Just before and after intermission were two trios. The first was Philippe Gaubert's (1879-1941) Trois aquarelles for flute, cello (played by Buda on bassoon), and piano. Composed in 1915, just eight years before the Stravinsky octet, it is in a different sound world altogether. Accessible, light, and airy, the opening movement "Par un clair matin" featured the lyrical arching of Steinbeck's flute in duet with the bassoon, the parts frequently doubling one another. The second movement, "Soir d'automne," has an undeniable melancholic character which is abandoned in the third movement, "Serenade." The rippling figures in the piano of the first movement return in the third to provide a shimmering sonic back canvas for the beautiful melodic exchanges by the two solo instruments.
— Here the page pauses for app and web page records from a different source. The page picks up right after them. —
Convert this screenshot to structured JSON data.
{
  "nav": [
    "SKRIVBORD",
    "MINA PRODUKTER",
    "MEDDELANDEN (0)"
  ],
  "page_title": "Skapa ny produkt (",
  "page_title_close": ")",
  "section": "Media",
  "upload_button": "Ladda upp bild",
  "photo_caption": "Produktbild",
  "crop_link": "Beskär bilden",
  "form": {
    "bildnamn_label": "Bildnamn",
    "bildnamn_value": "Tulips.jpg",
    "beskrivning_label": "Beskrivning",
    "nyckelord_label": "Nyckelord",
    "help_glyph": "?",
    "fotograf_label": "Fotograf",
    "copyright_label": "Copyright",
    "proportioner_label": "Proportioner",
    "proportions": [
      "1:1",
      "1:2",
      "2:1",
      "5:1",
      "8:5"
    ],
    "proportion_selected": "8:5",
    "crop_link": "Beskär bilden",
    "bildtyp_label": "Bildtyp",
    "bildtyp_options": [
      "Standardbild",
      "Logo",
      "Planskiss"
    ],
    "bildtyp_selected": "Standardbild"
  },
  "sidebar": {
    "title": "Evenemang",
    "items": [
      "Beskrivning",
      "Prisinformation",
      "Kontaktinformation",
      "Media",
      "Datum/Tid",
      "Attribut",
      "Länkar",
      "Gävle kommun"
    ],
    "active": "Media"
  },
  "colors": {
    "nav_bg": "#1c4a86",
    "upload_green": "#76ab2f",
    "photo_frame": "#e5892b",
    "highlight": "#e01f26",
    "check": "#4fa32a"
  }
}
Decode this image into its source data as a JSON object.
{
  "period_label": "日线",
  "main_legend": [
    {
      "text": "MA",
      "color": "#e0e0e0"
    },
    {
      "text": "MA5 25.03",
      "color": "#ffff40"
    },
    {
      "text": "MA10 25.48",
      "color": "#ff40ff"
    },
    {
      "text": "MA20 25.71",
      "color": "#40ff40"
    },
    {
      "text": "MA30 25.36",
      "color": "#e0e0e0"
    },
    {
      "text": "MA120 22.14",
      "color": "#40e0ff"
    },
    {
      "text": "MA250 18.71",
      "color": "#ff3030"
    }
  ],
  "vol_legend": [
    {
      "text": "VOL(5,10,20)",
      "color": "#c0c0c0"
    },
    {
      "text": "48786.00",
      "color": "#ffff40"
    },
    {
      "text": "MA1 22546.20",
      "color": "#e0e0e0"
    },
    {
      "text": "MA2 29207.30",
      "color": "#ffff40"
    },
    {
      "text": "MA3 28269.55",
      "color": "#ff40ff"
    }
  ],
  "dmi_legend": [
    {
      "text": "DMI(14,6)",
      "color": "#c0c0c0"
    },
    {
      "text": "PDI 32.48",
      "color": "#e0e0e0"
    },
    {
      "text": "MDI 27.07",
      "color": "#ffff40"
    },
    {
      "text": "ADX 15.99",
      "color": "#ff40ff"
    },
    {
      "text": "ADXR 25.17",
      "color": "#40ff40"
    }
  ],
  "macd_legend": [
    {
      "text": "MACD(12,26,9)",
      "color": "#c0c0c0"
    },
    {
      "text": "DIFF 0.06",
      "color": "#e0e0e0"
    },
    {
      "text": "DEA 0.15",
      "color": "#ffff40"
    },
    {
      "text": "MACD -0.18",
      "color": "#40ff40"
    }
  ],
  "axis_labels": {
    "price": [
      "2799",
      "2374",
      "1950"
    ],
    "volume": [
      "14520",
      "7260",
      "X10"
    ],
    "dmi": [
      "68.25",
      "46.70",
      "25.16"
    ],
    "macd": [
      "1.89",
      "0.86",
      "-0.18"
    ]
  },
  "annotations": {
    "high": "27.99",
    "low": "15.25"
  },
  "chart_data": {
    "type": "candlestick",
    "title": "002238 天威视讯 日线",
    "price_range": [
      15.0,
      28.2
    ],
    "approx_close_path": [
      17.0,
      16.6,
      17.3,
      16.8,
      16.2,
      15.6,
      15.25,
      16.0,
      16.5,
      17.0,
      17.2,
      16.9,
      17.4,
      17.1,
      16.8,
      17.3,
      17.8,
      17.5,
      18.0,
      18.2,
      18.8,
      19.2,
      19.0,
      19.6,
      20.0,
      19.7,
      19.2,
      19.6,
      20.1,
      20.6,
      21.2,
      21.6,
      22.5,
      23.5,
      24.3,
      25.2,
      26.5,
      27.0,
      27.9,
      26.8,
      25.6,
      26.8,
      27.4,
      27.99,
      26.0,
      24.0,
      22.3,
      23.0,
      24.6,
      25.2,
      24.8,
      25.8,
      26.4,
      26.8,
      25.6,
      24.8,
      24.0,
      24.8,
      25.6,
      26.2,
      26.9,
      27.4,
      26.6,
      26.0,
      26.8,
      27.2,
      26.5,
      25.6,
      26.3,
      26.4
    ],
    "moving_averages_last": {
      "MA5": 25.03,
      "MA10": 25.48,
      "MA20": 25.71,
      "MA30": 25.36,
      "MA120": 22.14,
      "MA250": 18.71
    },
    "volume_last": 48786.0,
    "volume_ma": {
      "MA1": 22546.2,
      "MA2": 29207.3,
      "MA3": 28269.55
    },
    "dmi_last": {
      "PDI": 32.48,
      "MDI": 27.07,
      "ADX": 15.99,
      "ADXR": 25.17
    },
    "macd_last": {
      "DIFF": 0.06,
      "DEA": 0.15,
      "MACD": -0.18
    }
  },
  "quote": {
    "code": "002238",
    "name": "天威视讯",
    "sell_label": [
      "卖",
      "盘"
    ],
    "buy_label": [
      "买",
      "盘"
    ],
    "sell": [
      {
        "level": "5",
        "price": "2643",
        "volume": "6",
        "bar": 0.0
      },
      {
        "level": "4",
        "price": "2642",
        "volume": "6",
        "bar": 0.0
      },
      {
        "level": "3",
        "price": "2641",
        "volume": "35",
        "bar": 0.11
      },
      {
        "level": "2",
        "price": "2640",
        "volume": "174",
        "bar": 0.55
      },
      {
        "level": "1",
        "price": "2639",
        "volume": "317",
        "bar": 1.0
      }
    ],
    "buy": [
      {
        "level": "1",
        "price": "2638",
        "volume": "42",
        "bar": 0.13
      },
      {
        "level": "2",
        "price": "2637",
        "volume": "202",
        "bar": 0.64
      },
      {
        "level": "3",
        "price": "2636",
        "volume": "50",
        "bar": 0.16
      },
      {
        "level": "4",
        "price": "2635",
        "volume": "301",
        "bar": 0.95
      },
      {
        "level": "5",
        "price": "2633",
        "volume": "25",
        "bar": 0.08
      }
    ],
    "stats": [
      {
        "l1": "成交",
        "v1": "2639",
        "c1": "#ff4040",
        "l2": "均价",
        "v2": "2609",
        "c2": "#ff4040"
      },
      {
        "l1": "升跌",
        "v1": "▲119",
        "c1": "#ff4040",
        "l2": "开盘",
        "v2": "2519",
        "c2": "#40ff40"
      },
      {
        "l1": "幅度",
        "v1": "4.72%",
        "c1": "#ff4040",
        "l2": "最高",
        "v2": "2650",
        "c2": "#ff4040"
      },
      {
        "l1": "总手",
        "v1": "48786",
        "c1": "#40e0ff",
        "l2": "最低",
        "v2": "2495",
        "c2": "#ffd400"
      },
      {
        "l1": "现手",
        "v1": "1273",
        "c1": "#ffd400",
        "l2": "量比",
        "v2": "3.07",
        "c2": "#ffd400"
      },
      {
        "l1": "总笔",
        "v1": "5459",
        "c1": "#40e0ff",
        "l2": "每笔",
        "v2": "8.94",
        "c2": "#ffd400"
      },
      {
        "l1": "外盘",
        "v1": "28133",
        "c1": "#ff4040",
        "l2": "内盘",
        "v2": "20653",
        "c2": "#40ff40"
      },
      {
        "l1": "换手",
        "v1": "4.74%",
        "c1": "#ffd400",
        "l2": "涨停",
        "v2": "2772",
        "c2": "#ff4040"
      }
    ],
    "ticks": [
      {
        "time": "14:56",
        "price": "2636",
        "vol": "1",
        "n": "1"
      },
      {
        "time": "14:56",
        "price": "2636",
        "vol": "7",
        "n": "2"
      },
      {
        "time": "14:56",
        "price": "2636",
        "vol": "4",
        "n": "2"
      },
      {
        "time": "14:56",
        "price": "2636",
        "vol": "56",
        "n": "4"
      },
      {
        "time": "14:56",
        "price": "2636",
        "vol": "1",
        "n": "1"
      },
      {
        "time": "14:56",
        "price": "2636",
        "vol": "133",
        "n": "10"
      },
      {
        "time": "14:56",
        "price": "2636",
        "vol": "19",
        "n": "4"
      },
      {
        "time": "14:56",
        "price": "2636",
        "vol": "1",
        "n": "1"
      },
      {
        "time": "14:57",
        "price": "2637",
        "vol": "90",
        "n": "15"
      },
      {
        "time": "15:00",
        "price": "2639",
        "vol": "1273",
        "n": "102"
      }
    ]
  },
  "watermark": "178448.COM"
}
The second trio was Ewazen's An Elizabethan Songbook, a four movement suite originally written for mezzo-soprano and tenor voices but transcribed for trumpet, trombone, and piano by the composer at the suggestion of trumpeter Chris Gekker and trombonist Milt Stevens. Inspired by four Elizabethan poems, these pieces were wonderfully interpreted by Ulrich and Britt. In "Come Away, Come Sweet Love," the players blended perfectly in counterpoint, mirrored phrases, and occasional homorhythms. The dance-like character of "There is a Lady Sweet and Kind" was emphasized with jaunty, catchy rhythms, only to close in a well-timed maestoso. "Weep You No More Sad Fountain" begins softly, then flowers into more expansive music before ending quietly with the piano alone. "Jack and Jill, They Think no Ill" was the entertaining closer with its folksy charm and irrepressible spirit.
Last on the program was the heavy weight of the evening, the Stravinsky Octet for Winds, in three movements. Like every other piece on the program, the performers stood. The opening Sinfonia begins innocently enough with a slow introduction before its launch into a bustling march with a complex interplay of parts. Thanks to the clear articulations of the players and the excellent acoustics of the concert hall, all the lines could be clearly heard. The second movement, a variation set based on its waltz variation and which segues into a Finale, features a refrain of what the composer called a "ribbon of scales" which introduces each of the variations in turn, ending with a fugue played in instrumental pairs, one of the most formidable in the chamber music literature. Many times, there were eight different planes of activity vying for one's attention. The demands on each player are enormous, such as the vicious licks that come out of nowhere. There is constant exposure as the texture thins. Rhythmic accuracy in such a piece of shifting meters and tempi is a must. The writing is so intricate that there are infinite ways it could all go wrong. It never did, as these marvelous professionals demonstrated the highest levels of musicianship to bring this amazing concert to a close.